===== Material supplied =====

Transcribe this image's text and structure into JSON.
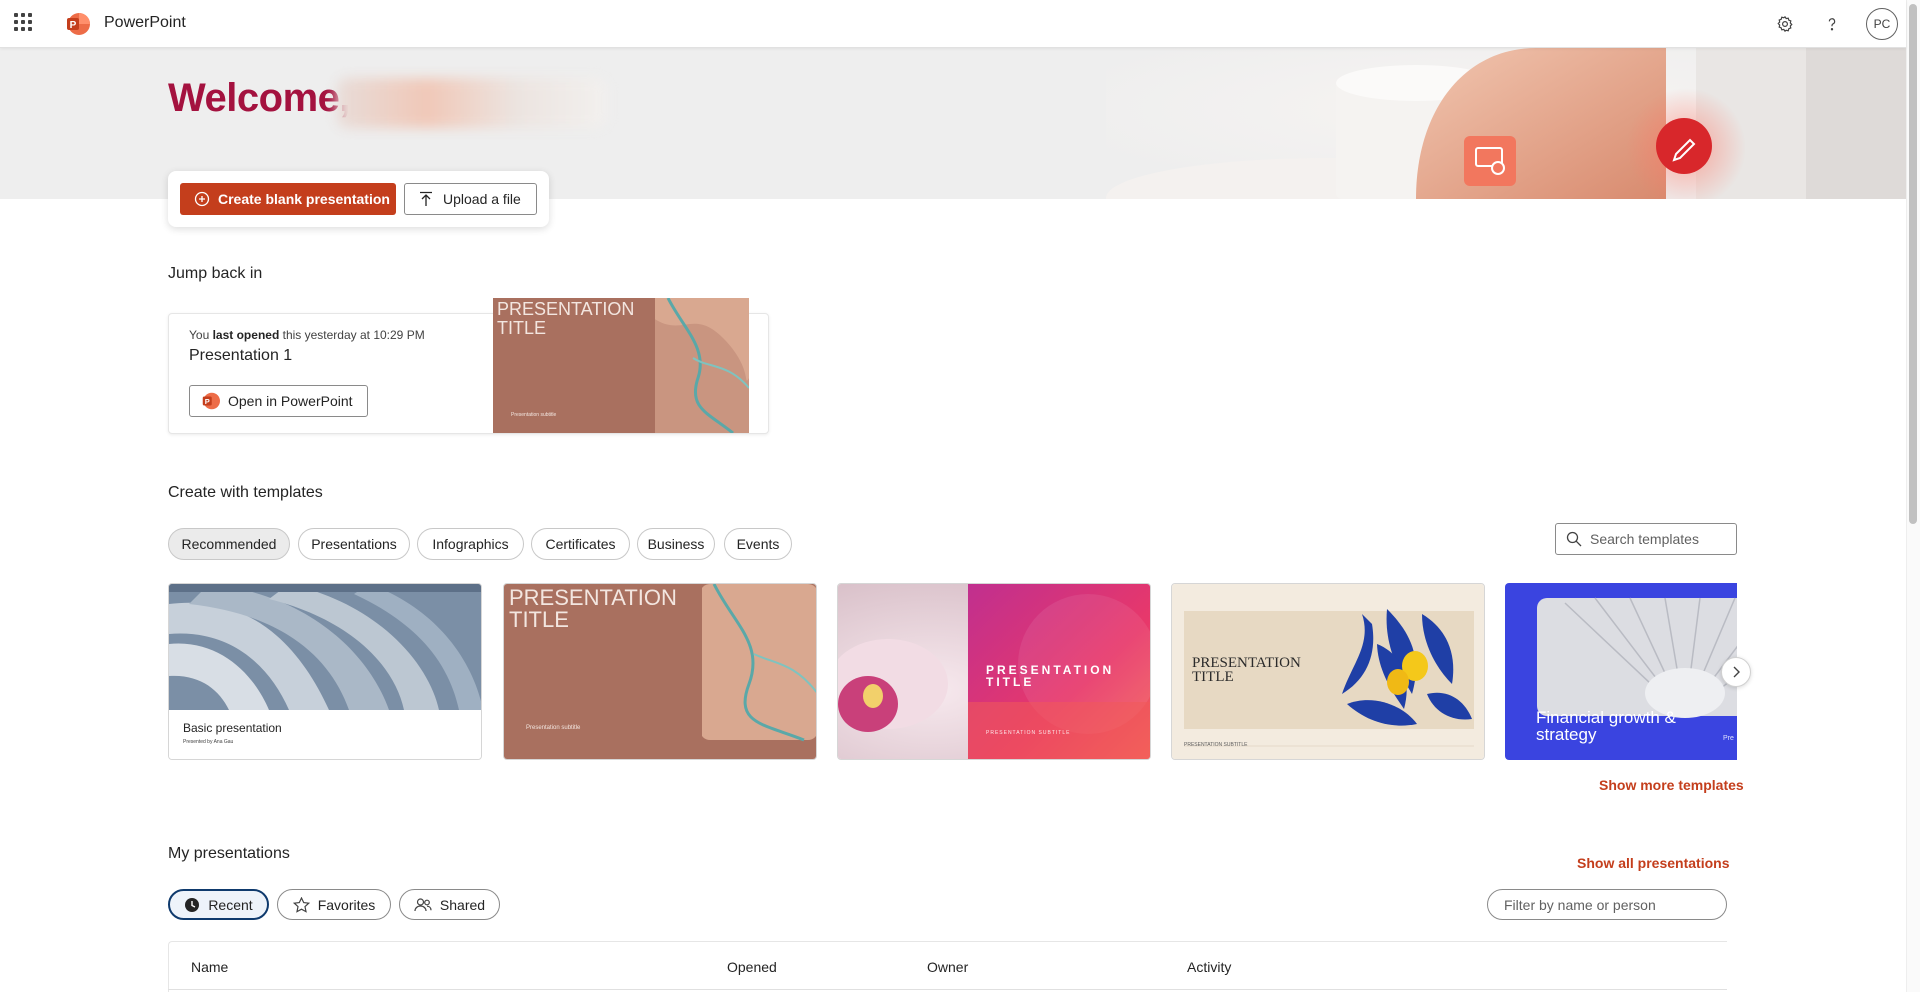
{
  "app": {
    "name": "PowerPoint",
    "avatar_initials": "PC",
    "brand_color": "#c43e1c",
    "welcome_color": "#a4123f"
  },
  "hero": {
    "welcome": "Welcome,"
  },
  "actions": {
    "create_label": "Create blank presentation",
    "upload_label": "Upload a file"
  },
  "jump_back": {
    "title": "Jump back in",
    "meta_prefix": "You ",
    "meta_bold": "last opened",
    "meta_suffix": " this yesterday at 10:29 PM",
    "file_name": "Presentation 1",
    "open_label": "Open in PowerPoint",
    "thumb_title": "PRESENTATION TITLE",
    "thumb_subtitle": "Presentation subtitle"
  },
  "templates": {
    "title": "Create with templates",
    "filters": [
      "Recommended",
      "Presentations",
      "Infographics",
      "Certificates",
      "Business",
      "Events"
    ],
    "active_filter": "Recommended",
    "search_placeholder": "Search templates",
    "cards": [
      {
        "caption": "Basic presentation",
        "sub": "Presented by Ana Gau"
      },
      {
        "title": "PRESENTATION TITLE",
        "sub": "Presentation subtitle"
      },
      {
        "title": "PRESENTATION TITLE",
        "sub": "PRESENTATION SUBTITLE"
      },
      {
        "title": "PRESENTATION TITLE",
        "sub": "PRESENTATION SUBTITLE"
      },
      {
        "title": "Financial growth & strategy",
        "sub": "Pre"
      }
    ],
    "show_more": "Show more templates"
  },
  "my_presentations": {
    "title": "My presentations",
    "show_all": "Show all presentations",
    "tabs": [
      "Recent",
      "Favorites",
      "Shared"
    ],
    "filter_placeholder": "Filter by name or person",
    "columns": [
      "Name",
      "Opened",
      "Owner",
      "Activity"
    ]
  }
}
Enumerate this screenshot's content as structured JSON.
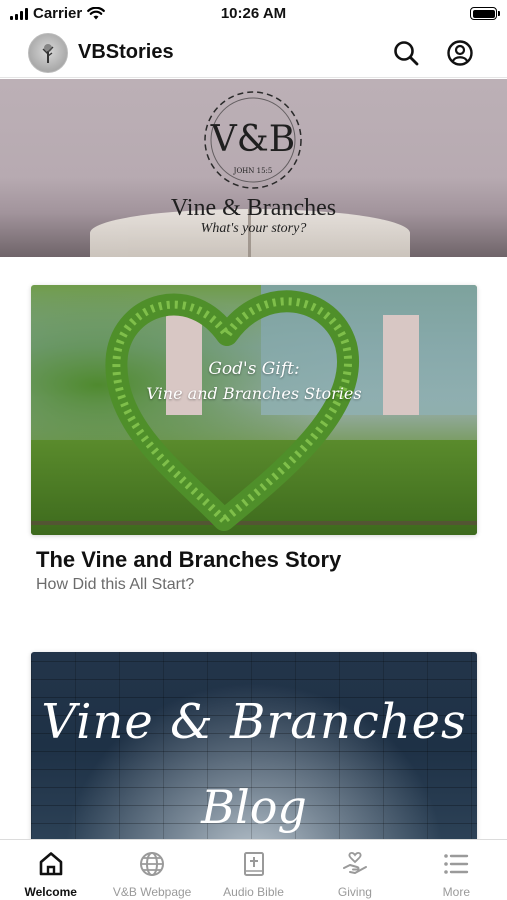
{
  "status_bar": {
    "carrier": "Carrier",
    "time": "10:26 AM"
  },
  "header": {
    "title": "VBStories"
  },
  "hero": {
    "title": "Vine & Branches",
    "subtitle": "What's your story?",
    "logo_monogram": "V&B",
    "logo_ring_text": "JOHN 15:5"
  },
  "cards": [
    {
      "image_caption_1": "God's Gift:",
      "image_caption_2": "Vine and Branches Stories",
      "title": "The Vine and Branches Story",
      "subtitle": "How Did this All Start?"
    },
    {
      "image_caption_1": "Vine & Branches",
      "image_caption_2": "Blog"
    }
  ],
  "tabs": [
    {
      "label": "Welcome",
      "icon": "home-icon",
      "active": true
    },
    {
      "label": "V&B Webpage",
      "icon": "globe-icon",
      "active": false
    },
    {
      "label": "Audio Bible",
      "icon": "bible-icon",
      "active": false
    },
    {
      "label": "Giving",
      "icon": "giving-hand-icon",
      "active": false
    },
    {
      "label": "More",
      "icon": "list-icon",
      "active": false
    }
  ],
  "colors": {
    "active_tab": "#111111",
    "inactive_tab": "#9a9a9a"
  }
}
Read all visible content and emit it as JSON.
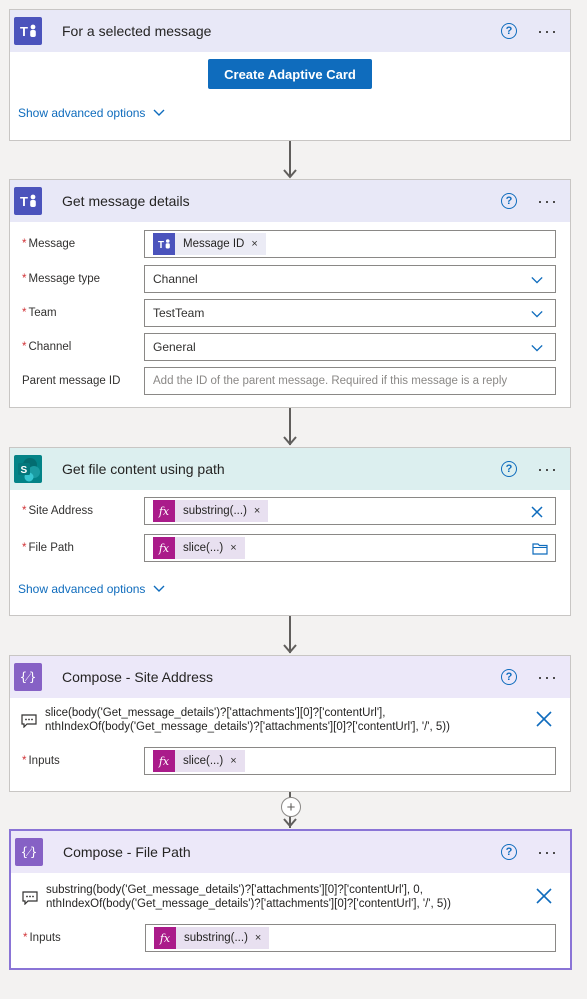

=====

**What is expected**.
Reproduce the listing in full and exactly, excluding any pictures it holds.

**Answer for this exercise**.
Transcribe this image's text and structure into JSON.
{
  "app": {
    "name": "PowerPoint",
    "avatar_initials": "PC",
    "brand_color": "#c43e1c",
    "welcome_color": "#a4123f"
  },
  "hero": {
    "welcome": "Welcome,"
  },
  "actions": {
    "create_label": "Create blank presentation",
    "upload_label": "Upload a file"
  },
  "jump_back": {
    "title": "Jump back in",
    "meta_prefix": "You ",
    "meta_bold": "last opened",
    "meta_suffix": " this yesterday at 10:29 PM",
    "file_name": "Presentation 1",
    "open_label": "Open in PowerPoint",
    "thumb_title": "PRESENTATION TITLE",
    "thumb_subtitle": "Presentation subtitle"
  },
  "templates": {
    "title": "Create with templates",
    "filters": [
      "Recommended",
      "Presentations",
      "Infographics",
      "Certificates",
      "Business",
      "Events"
    ],
    "active_filter": "Recommended",
    "search_placeholder": "Search templates",
    "cards": [
      {
        "caption": "Basic presentation",
        "sub": "Presented by Ana Gau"
      },
      {
        "title": "PRESENTATION TITLE",
        "sub": "Presentation subtitle"
      },
      {
        "title": "PRESENTATION TITLE",
        "sub": "PRESENTATION SUBTITLE"
      },
      {
        "title": "PRESENTATION TITLE",
        "sub": "PRESENTATION SUBTITLE"
      },
      {
        "title": "Financial growth & strategy",
        "sub": "Pre"
      }
    ],
    "show_more": "Show more templates"
  },
  "my_presentations": {
    "title": "My presentations",
    "show_all": "Show all presentations",
    "tabs": [
      "Recent",
      "Favorites",
      "Shared"
    ],
    "filter_placeholder": "Filter by name or person",
    "columns": [
      "Name",
      "Opened",
      "Owner",
      "Activity"
    ]
  }
}
Enumerate this screenshot's content as structured JSON.
{
  "status_bar": {
    "carrier": "Carrier",
    "time": "10:26 AM"
  },
  "header": {
    "title": "VBStories"
  },
  "hero": {
    "title": "Vine & Branches",
    "subtitle": "What's your story?",
    "logo_monogram": "V&B",
    "logo_ring_text": "JOHN 15:5"
  },
  "cards": [
    {
      "image_caption_1": "God's Gift:",
      "image_caption_2": "Vine and Branches Stories",
      "title": "The Vine and Branches Story",
      "subtitle": "How Did this All Start?"
    },
    {
      "image_caption_1": "Vine & Branches",
      "image_caption_2": "Blog"
    }
  ],
  "tabs": [
    {
      "label": "Welcome",
      "icon": "home-icon",
      "active": true
    },
    {
      "label": "V&B Webpage",
      "icon": "globe-icon",
      "active": false
    },
    {
      "label": "Audio Bible",
      "icon": "bible-icon",
      "active": false
    },
    {
      "label": "Giving",
      "icon": "giving-hand-icon",
      "active": false
    },
    {
      "label": "More",
      "icon": "list-icon",
      "active": false
    }
  ],
  "colors": {
    "active_tab": "#111111",
    "inactive_tab": "#9a9a9a"
  }
}
Read all visible content and emit it as JSON.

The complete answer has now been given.